Thursday, April 10, 2014

California May Now Repeal Its 60-Day Waiting Period Mandate If CA Senate Bill 1034 Succeeds

Updated: On August 15th, California Repealed Its 60-Day Limit on Eligibility Waiting Periods and Now Conforms to PPACA's 90-Day Rule.  

Just in case you weren't fatigued by the never ending barrage of changes to President Obama's Health Law, California has proposed a significant change that will certainly make employers' heads spin (again).   Last year, California decided that the 90-day waiting period limit imposed by PPACA was too long and cut that period to 60 days via state law.  We reported on that change here.

Carriers (and therefore employers) have been scrambling to make sure that their waiting periods were either first of the month following 30 days or first of the month following one month to ensure they fall inside of 60 days.  Some carriers are allowing a waiting period of 60-days-on-the-dot, but who really wants to administer partial month premiums and contributions?  I've yet to come across that employer.

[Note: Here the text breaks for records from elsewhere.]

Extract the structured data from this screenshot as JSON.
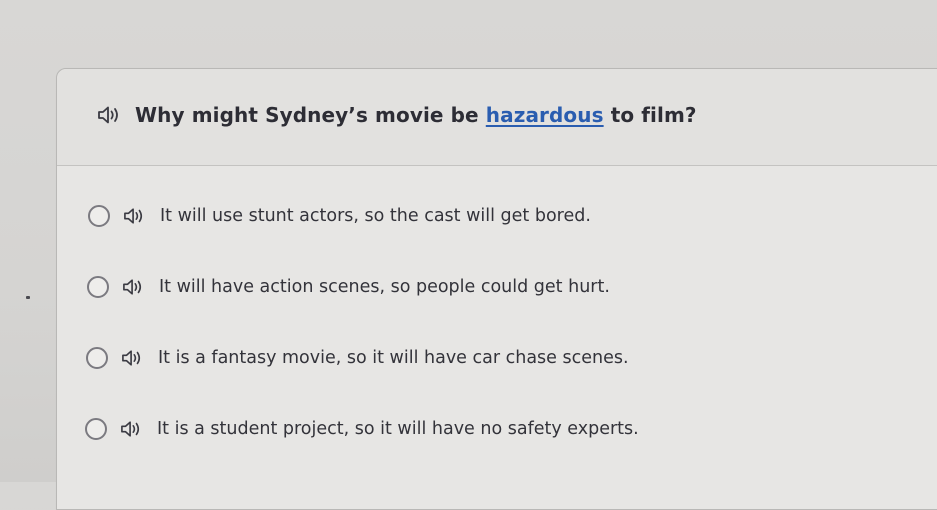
{
  "question": {
    "before": "Why might Sydney’s movie be ",
    "vocab_word": "hazardous",
    "after": " to film?",
    "speaker_icon": "speaker-icon"
  },
  "options": [
    {
      "text": "It will use stunt actors, so the cast will get bored."
    },
    {
      "text": "It will have action scenes, so people could get hurt."
    },
    {
      "text": "It is a fantasy movie, so it will have car chase scenes."
    },
    {
      "text": "It is a student project, so it will have no safety experts."
    }
  ],
  "colors": {
    "vocab_link": "#2a5db0",
    "text": "#2d2d35",
    "radio_border": "#7b7a80"
  }
}
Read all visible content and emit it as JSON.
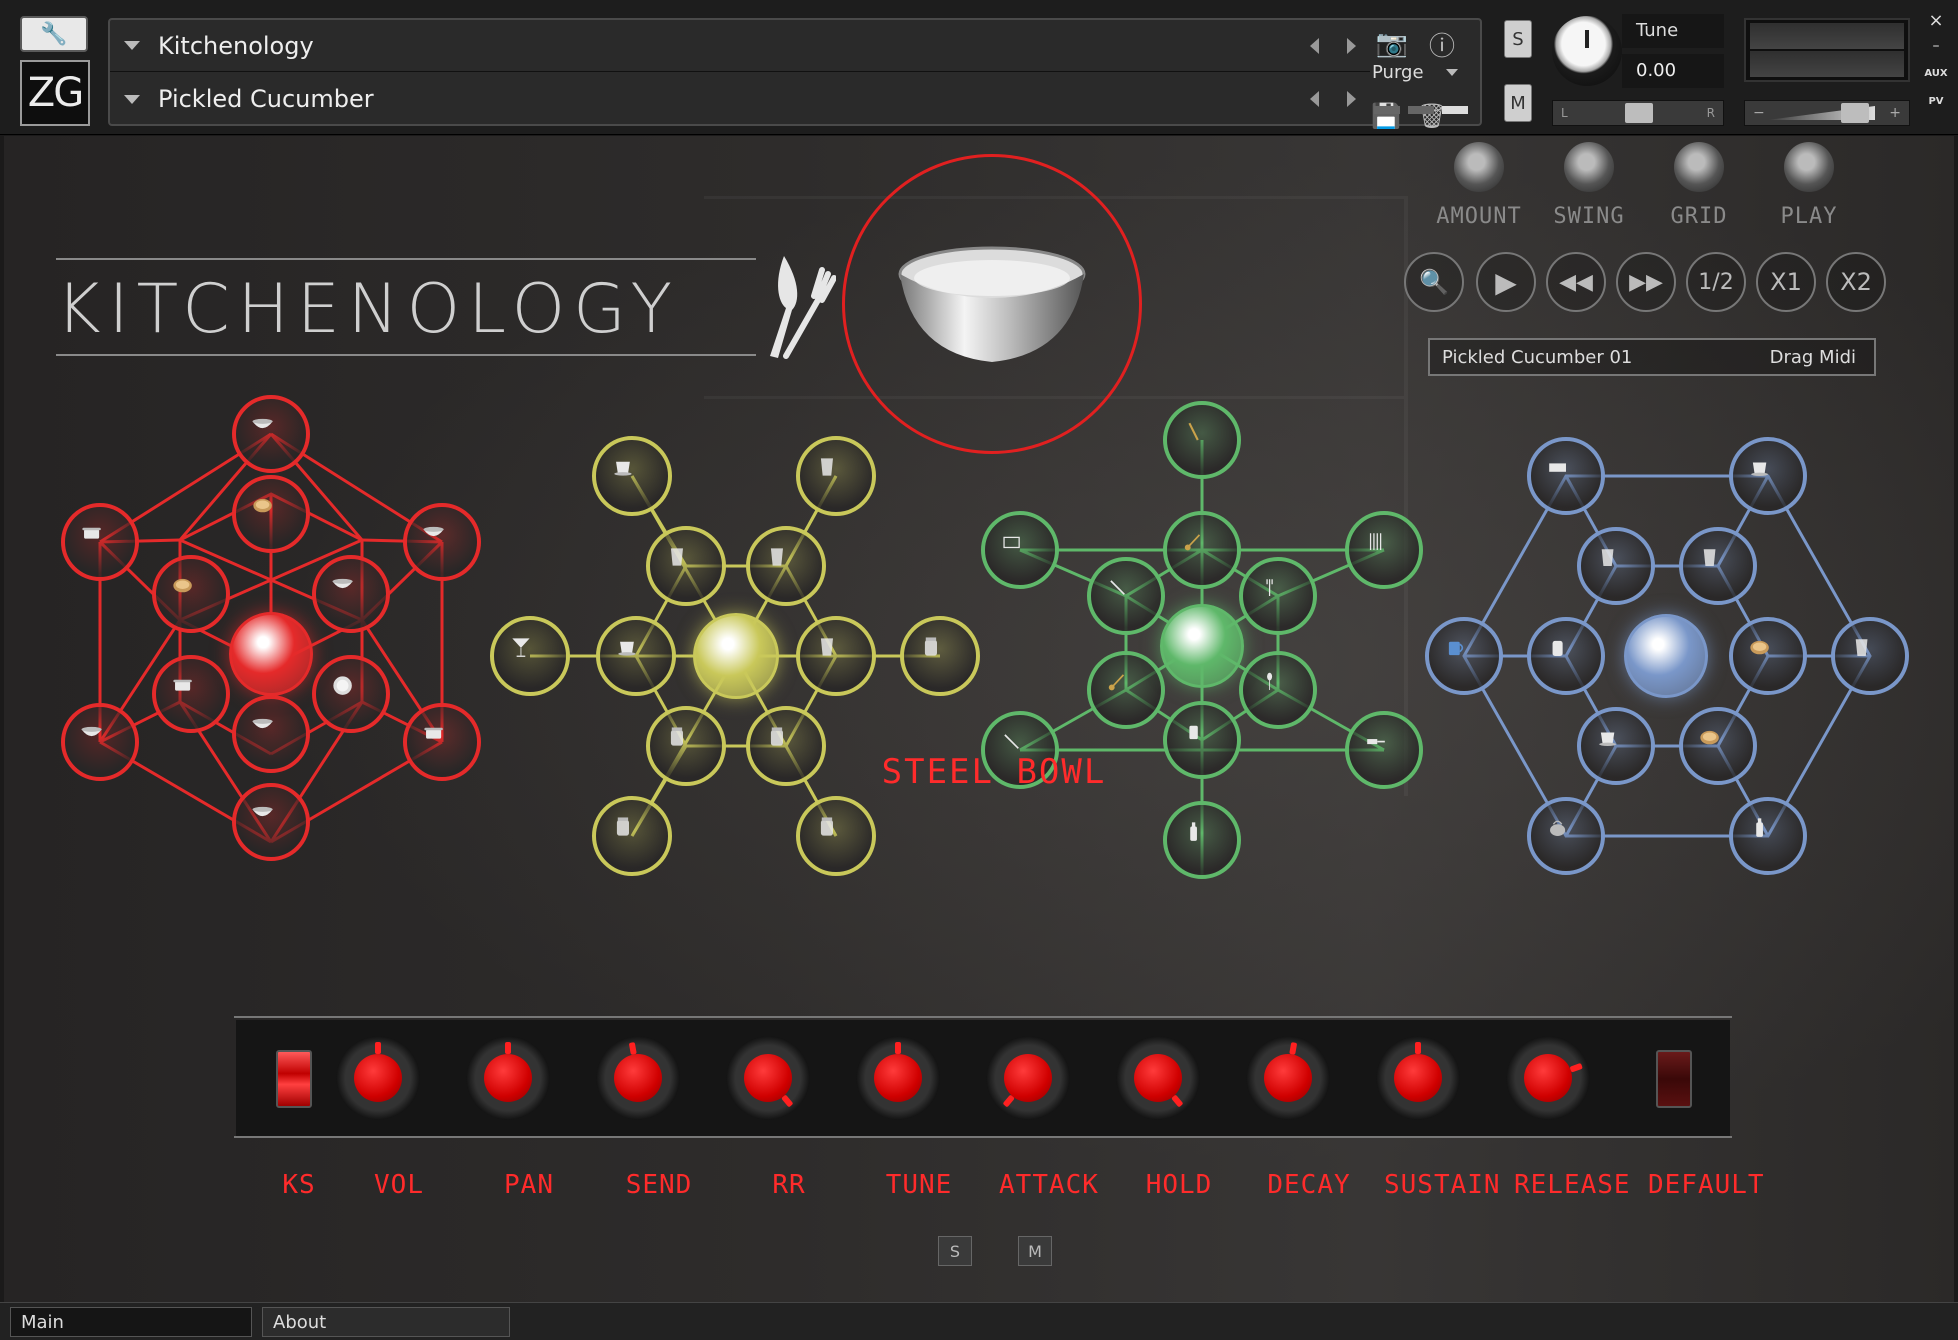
{
  "header": {
    "instrument_name": "Kitchenology",
    "preset_name": "Pickled Cucumber",
    "purge_label": "Purge",
    "solo_label": "S",
    "mute_label": "M",
    "tune_label": "Tune",
    "tune_value": "0.00",
    "pan_left": "L",
    "pan_right": "R",
    "vol_minus": "−",
    "vol_plus": "+",
    "aux_label": "AUX",
    "pv_label": "PV",
    "close_label": "×",
    "minimize_label": "–",
    "logo_text": "ZG"
  },
  "brand": {
    "title": "KITCHENOLOGY"
  },
  "controls": {
    "knobs": [
      "AMOUNT",
      "SWING",
      "GRID",
      "PLAY"
    ],
    "transport": [
      "1/2",
      "X1",
      "X2"
    ],
    "midi_pattern": "Pickled Cucumber 01",
    "drag_midi": "Drag Midi"
  },
  "sound_name": "STEEL BOWL",
  "params": [
    "KS",
    "VOL",
    "PAN",
    "SEND",
    "RR",
    "TUNE",
    "ATTACK",
    "HOLD",
    "DECAY",
    "SUSTAIN",
    "RELEASE",
    "DEFAULT"
  ],
  "bottom": {
    "solo": "S",
    "mute": "M"
  },
  "tabs": {
    "main": "Main",
    "about": "About"
  },
  "colors": {
    "red": "#e52a2a",
    "yellow": "#c9c85a",
    "green": "#5fb86a",
    "blue": "#7a97c9",
    "label_red": "#ff2b2b"
  }
}
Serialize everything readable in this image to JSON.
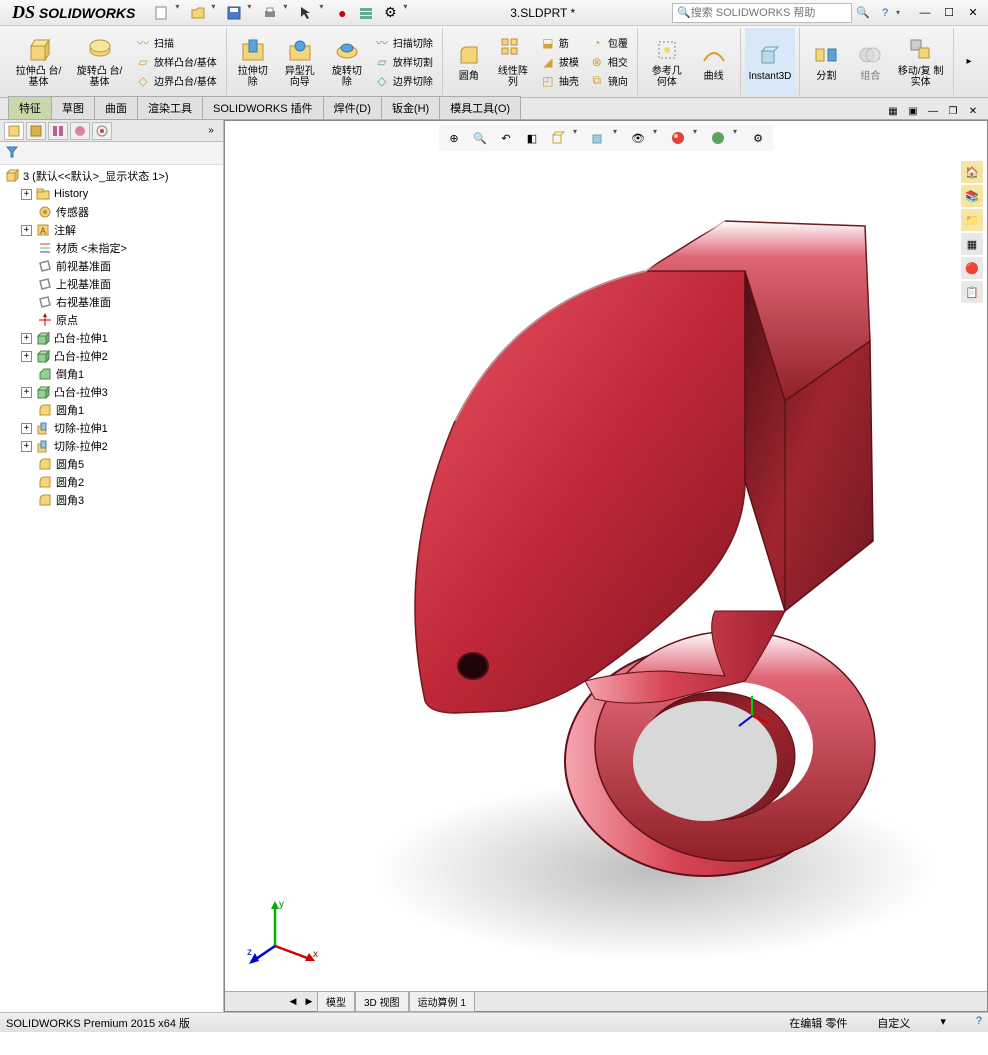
{
  "app": {
    "name": "SOLIDWORKS"
  },
  "doc": {
    "title": "3.SLDPRT *"
  },
  "search": {
    "placeholder": "搜索 SOLIDWORKS 帮助"
  },
  "ribbon": {
    "extrude_boss": "拉伸凸\n台/基体",
    "revolve_boss": "旋转凸\n台/基体",
    "sweep": "扫描",
    "loft": "放样凸台/基体",
    "boundary": "边界凸台/基体",
    "extrude_cut": "拉伸切\n除",
    "hole_wiz": "异型孔\n向导",
    "revolve_cut": "旋转切\n除",
    "sweep_cut": "扫描切除",
    "loft_cut": "放样切割",
    "boundary_cut": "边界切除",
    "fillet": "圆角",
    "lpattern": "线性阵\n列",
    "rib": "筋",
    "draft": "拔模",
    "shell": "抽壳",
    "wrap": "包覆",
    "intersect": "相交",
    "mirror": "镜向",
    "refgeo": "参考几\n何体",
    "curves": "曲线",
    "instant3d": "Instant3D",
    "split": "分割",
    "combine": "组合",
    "move_copy": "移动/复\n制实体"
  },
  "tabs": {
    "items": [
      "特征",
      "草图",
      "曲面",
      "渲染工具",
      "SOLIDWORKS 插件",
      "焊件(D)",
      "钣金(H)",
      "模具工具(O)"
    ],
    "active": 0
  },
  "tree": {
    "root": "3 (默认<<默认>_显示状态 1>)",
    "items": [
      {
        "icon": "folder",
        "label": "History",
        "exp": "+",
        "indent": 1
      },
      {
        "icon": "sensor",
        "label": "传感器",
        "indent": 1
      },
      {
        "icon": "annot",
        "label": "注解",
        "exp": "+",
        "indent": 1
      },
      {
        "icon": "material",
        "label": "材质 <未指定>",
        "indent": 1
      },
      {
        "icon": "plane",
        "label": "前视基准面",
        "indent": 1
      },
      {
        "icon": "plane",
        "label": "上视基准面",
        "indent": 1
      },
      {
        "icon": "plane",
        "label": "右视基准面",
        "indent": 1
      },
      {
        "icon": "origin",
        "label": "原点",
        "indent": 1
      },
      {
        "icon": "extrude",
        "label": "凸台-拉伸1",
        "exp": "+",
        "indent": 1
      },
      {
        "icon": "extrude",
        "label": "凸台-拉伸2",
        "exp": "+",
        "indent": 1
      },
      {
        "icon": "chamfer",
        "label": "倒角1",
        "indent": 1
      },
      {
        "icon": "extrude",
        "label": "凸台-拉伸3",
        "exp": "+",
        "indent": 1
      },
      {
        "icon": "fillet",
        "label": "圆角1",
        "indent": 1
      },
      {
        "icon": "cut",
        "label": "切除-拉伸1",
        "exp": "+",
        "indent": 1
      },
      {
        "icon": "cut",
        "label": "切除-拉伸2",
        "exp": "+",
        "indent": 1
      },
      {
        "icon": "fillet",
        "label": "圆角5",
        "indent": 1
      },
      {
        "icon": "fillet",
        "label": "圆角2",
        "indent": 1
      },
      {
        "icon": "fillet",
        "label": "圆角3",
        "indent": 1
      }
    ]
  },
  "bottom_tabs": [
    "模型",
    "3D 视图",
    "运动算例 1"
  ],
  "status": {
    "left": "SOLIDWORKS Premium 2015 x64 版",
    "mode": "在编辑 零件",
    "custom": "自定义"
  },
  "triad": {
    "x": "x",
    "y": "y",
    "z": "z"
  }
}
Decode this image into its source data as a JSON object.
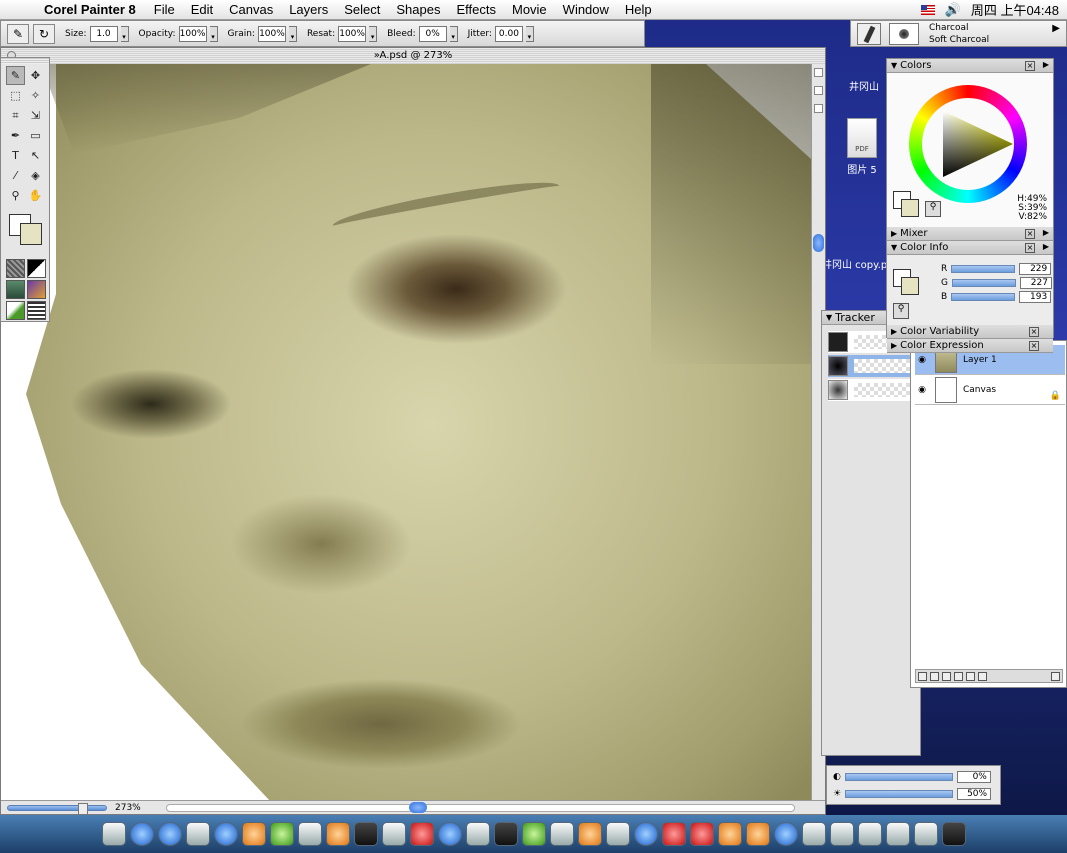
{
  "menubar": {
    "app_name": "Corel Painter 8",
    "menus": [
      "File",
      "Edit",
      "Canvas",
      "Layers",
      "Select",
      "Shapes",
      "Effects",
      "Movie",
      "Window",
      "Help"
    ],
    "clock": "周四 上午04:48"
  },
  "propbar": {
    "size_label": "Size:",
    "size_value": "1.0",
    "opacity_label": "Opacity:",
    "opacity_value": "100%",
    "grain_label": "Grain:",
    "grain_value": "100%",
    "resat_label": "Resat:",
    "resat_value": "100%",
    "bleed_label": "Bleed:",
    "bleed_value": "0%",
    "jitter_label": "Jitter:",
    "jitter_value": "0.00"
  },
  "brush": {
    "category": "Charcoal",
    "variant": "Soft Charcoal"
  },
  "document": {
    "title": "»A.psd @ 273%",
    "zoom": "273%"
  },
  "desktop": {
    "item1_label": "井冈山",
    "pdf_badge": "PDF",
    "item2_label": "图片 5",
    "item3_label": "井冈山 copy.p"
  },
  "panels": {
    "colors": {
      "title": "Colors",
      "h": "H:49%",
      "s": "S:39%",
      "v": "V:82%"
    },
    "mixer": {
      "title": "Mixer"
    },
    "color_info": {
      "title": "Color Info",
      "r_label": "R",
      "r_value": "229",
      "g_label": "G",
      "g_value": "227",
      "b_label": "B",
      "b_value": "193"
    },
    "color_variability": {
      "title": "Color Variability"
    },
    "color_expression": {
      "title": "Color Expression"
    },
    "tracker": {
      "title": "Tracker"
    },
    "layers": {
      "rows": [
        {
          "name": "Layer 1"
        },
        {
          "name": "Canvas"
        }
      ]
    },
    "adjust": {
      "opacity_value": "0%",
      "brightness_value": "50%"
    }
  },
  "colors": {
    "accent": "#2e6fd8",
    "skin": "#bcb88a",
    "secondary_swatch": "#e5e3c1"
  }
}
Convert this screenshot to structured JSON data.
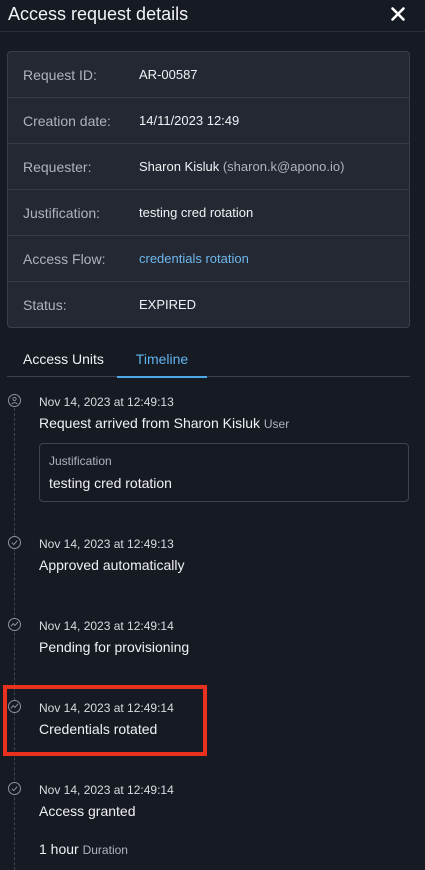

And now this, from Christine P. Roberts of Mullen & Henzell L.L.P at her E is For ERISA Site:
California Senate Bill 1034 sponsored by Senator Bill Monning (D-Carmel) would repeal language in the Health & Safety and Insurance Code that currently limits waiting periods under small and large group HMO contracts and health insurance policies to a maximum of 60 days. The new bill, if enacted, would prohibit insurers and HMOs from imposing any waiting or affiliation period under group coverage in the small and large-group markets. 
This would allow California employers to follow the Affordable Care Act’s maximum 90-day limit on eligibility waiting periods, recently confirmed in final regulations issued by the Departments of Labor, Treasury and Health and Human Services (the “Departments”). In the preamble to the final regulations, the Departments make clear that state insurance laws may impose more stringent waiting period rules than the federal standard. ...
SB 1034 is on the radar screen of insurance and HMO regulators in the state for several weeks and, to date, no opposition to the bill has been raised. The California Department of Insurance may or may not register a position on the bill and any opposition raised by the California Department of Managed Health Care generally would not appear until further along in the legislative process....
We will continue to track this Bill and report back here on any progress that is made.

April 9, 2014 Update: This bill passed a Senate committee 8-0 with only 1 vote abstaining.  This bill will likely pass and remove these limitations this year.

May 1, 2014 Update: It passed the Senate 35-0 and have moved to the Assembly.